On Thursday, Aug. 13, on the first night of women’s competition, USA Gymnastics will honor the Olympic accomplishments of WOGA, home to 2004 Olympic All-Around Champion Patterson, 2008 Olympic All-Around Champion Liukin and their coaches Marchenko and Valeri Liukin. WOGA gymnasts have earned an impressive 21 world and Olympic medals, including Patterson’s two world and four Olympic medals and Liukin’s nine world and five Olympic medals.
“Nastia and Carly’s back-to-back accomplishment is virtually unprecedented,” said Penny. “It is one thing for athletes to come from the same country, but another for them to come from the same country, city and club. It is important to bring special attention to this unique achievement.”
Thomas, the inventor of the famed “Thomas Flair” on pommel horse, will be honored Friday evening, following the men’s competition. At the 1978 World Championships, the Indiana State University graduate won the first U.S. men’s world title (floor exercise). Just one year later, Thomas won six medals at the World Championships, including the gold medal on both floor and high bar; the silver in the all-around, parallel bars and pommel horse; and a bronze medal in the team competition. Thomas was also the first U.S. gymnast to medal in the all-around at a World Championships. A member of the 1976 Olympic Team, Thomas retired in 1980 when his Olympic hopes were dashed due to the U.S. boycott.
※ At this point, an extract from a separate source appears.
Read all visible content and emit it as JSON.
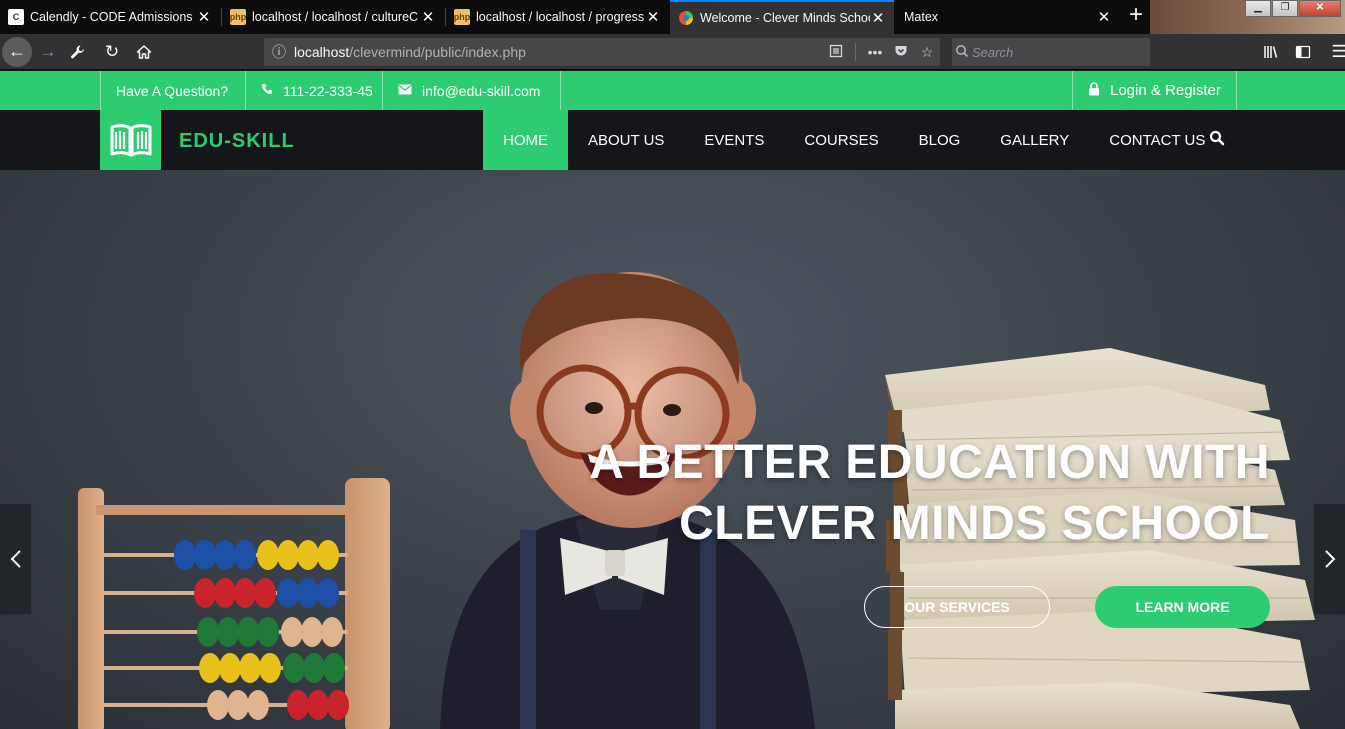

Thomas now owns and runs Kurt Thomas Gymnastics in Frisco, Texas, with his wife Beckie.
Saturday, Aug. 15, the final night of the women’s competition will include recognition for Zmeskal-Burdette and the 2008 U.S. Olympic Gymnastics Team.
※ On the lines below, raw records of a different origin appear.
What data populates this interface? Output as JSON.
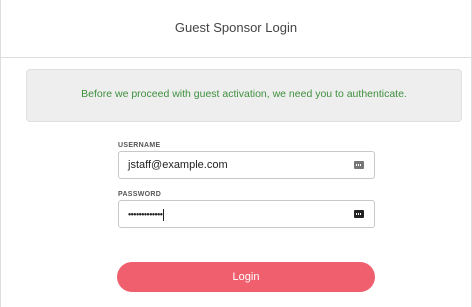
{
  "header": {
    "title": "Guest Sponsor Login"
  },
  "notice": {
    "text": "Before we proceed with guest activation, we need you to authenticate."
  },
  "form": {
    "username": {
      "label": "USERNAME",
      "value": "jstaff@example.com",
      "icon": "password-manager-key-icon"
    },
    "password": {
      "label": "PASSWORD",
      "masked_value": "•••••••••••••",
      "icon": "password-manager-key-icon"
    },
    "login_label": "Login"
  },
  "colors": {
    "notice_text": "#3f8f3f",
    "notice_bg": "#eeeeee",
    "button_bg": "#ef5f6d"
  }
}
Trained by world-renowned coach Bela Karolyi, Zmeskal-Burdette made U.S. gymnastics history when she became the first U.S. athlete to win an all-around world title at the 1991 World Championships in Indianapolis, Ind. Zmeskal-Burdette was a member of the women’s U.S. Olympic Team that won the team bronze at the 1992 Games in Barcelona. Her resume includes an impressive six World and Olympic medals and several firsts: the first and only U.S. female gymnast to win three consecutive senior all-around national titles; the first U.S. gymnast to hold three world titles at once; and the first American gymnast to win world titles on both the balance beam and floor exercise. In 2000, Zmeskal married gymnastics coach Chris Burdette, and together they run Texas Dreams Gymnastics in Coppell, Texas. Zmeskal-Burdette has served the sport in many capacities including as a national team coach, member of the Board of Directors, member of the Athletes’ Council, and as a Brevet judge. On Saturday, during the women’s final, USA Gymnastics will recognize her accomplishments and contributions.
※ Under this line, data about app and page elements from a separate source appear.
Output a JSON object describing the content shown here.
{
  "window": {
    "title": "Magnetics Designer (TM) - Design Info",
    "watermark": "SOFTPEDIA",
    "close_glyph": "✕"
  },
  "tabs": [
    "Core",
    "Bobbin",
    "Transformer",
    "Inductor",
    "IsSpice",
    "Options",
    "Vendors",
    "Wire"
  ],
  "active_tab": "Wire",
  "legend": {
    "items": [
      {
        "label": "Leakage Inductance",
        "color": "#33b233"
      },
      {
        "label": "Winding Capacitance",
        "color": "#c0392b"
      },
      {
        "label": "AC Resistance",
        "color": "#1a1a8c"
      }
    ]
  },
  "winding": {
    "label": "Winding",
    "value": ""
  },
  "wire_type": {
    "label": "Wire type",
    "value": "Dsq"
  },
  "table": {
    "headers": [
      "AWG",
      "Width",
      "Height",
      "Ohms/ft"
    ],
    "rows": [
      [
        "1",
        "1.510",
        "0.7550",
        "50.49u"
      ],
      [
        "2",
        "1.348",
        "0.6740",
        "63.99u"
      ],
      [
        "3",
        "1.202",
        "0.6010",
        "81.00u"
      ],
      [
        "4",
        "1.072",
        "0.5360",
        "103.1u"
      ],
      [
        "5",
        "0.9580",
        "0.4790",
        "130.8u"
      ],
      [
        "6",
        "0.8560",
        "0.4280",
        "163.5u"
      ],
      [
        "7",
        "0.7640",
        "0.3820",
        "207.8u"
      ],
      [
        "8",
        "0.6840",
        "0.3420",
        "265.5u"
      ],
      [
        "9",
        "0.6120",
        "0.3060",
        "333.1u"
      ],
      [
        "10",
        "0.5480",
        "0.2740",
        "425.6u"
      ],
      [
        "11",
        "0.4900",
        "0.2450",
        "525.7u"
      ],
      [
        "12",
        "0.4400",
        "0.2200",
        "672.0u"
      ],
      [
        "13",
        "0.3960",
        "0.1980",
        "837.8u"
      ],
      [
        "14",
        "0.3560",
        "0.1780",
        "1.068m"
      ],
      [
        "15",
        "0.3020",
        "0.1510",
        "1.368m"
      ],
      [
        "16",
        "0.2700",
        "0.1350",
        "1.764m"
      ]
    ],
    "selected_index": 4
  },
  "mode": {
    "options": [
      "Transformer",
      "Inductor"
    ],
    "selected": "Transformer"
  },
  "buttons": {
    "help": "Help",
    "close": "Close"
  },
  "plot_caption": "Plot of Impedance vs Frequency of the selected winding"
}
At the 2008 Olympic Games in Beijing, the United States amassed with its greatest medal haul since the 1984 Olympic Games in Los Angeles. The 10 medal tally – two gold, six silver and two bronze – is the most earned by the USA in gymnastics in a non-boycotted Olympic Games.
Liukin and teammate Shawn Johnson won a total of seven individual medals (three gold, three silver, one bronze), as well as a team silver medal. Along with Johnson and Liukin, the members of the silver-medal U.S. Olympic Team for women’s gymnastics are Chellsie Memmel, Samantha Peszek, Alicia Sacramone, and Bridget Sloan. The three alternates are Jana Bieger, Ivana Hong, and Corrie Lothrop. Liang Qiao of Chow’s Gymnastics was head coach, with Valeri Liukin serving as assistant coach.
The members of the bronze-medal U.S. Olympic Team for men’s gymnastics include horizontal bar silver-medalist Jonathan Horton, Alexander Artemev, Raj Bhavsar, Joseph Hagerty, Justin Spring and Kevin Tan. David Durante was the replacement athlete. Kevin Mazeika of Houston Gymnastics Academy was the head coach, and Miles Avery of Ohio State University was the assistant coach.
Erin Blanchard and Chris Estrada were members of the U.S. Olympic Team for trampoline.